Extract each line of the data and write it out again exactly.

Data records for software interfaces:
********************

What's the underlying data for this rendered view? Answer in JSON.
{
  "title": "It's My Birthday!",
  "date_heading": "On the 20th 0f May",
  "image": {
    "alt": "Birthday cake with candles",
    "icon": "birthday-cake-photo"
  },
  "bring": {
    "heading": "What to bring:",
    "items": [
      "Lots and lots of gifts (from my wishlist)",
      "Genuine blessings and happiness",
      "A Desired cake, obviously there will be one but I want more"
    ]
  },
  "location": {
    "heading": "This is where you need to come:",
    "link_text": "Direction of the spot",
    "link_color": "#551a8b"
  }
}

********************

**SOLUTION TO THIS EXERCISE:**
What's the underlying data for this rendered view? Answer in JSON.
{
  "title": "It's My Birthday!",
  "date_heading": "On the 20th 0f May",
  "image": {
    "alt": "Birthday cake with candles",
    "icon": "birthday-cake-photo"
  },
  "bring": {
    "heading": "What to bring:",
    "items": [
      "Lots and lots of gifts (from my wishlist)",
      "Genuine blessings and happiness",
      "A Desired cake, obviously there will be one but I want more"
    ]
  },
  "location": {
    "heading": "This is where you need to come:",
    "link_text": "Direction of the spot",
    "link_color": "#551a8b"
  }
}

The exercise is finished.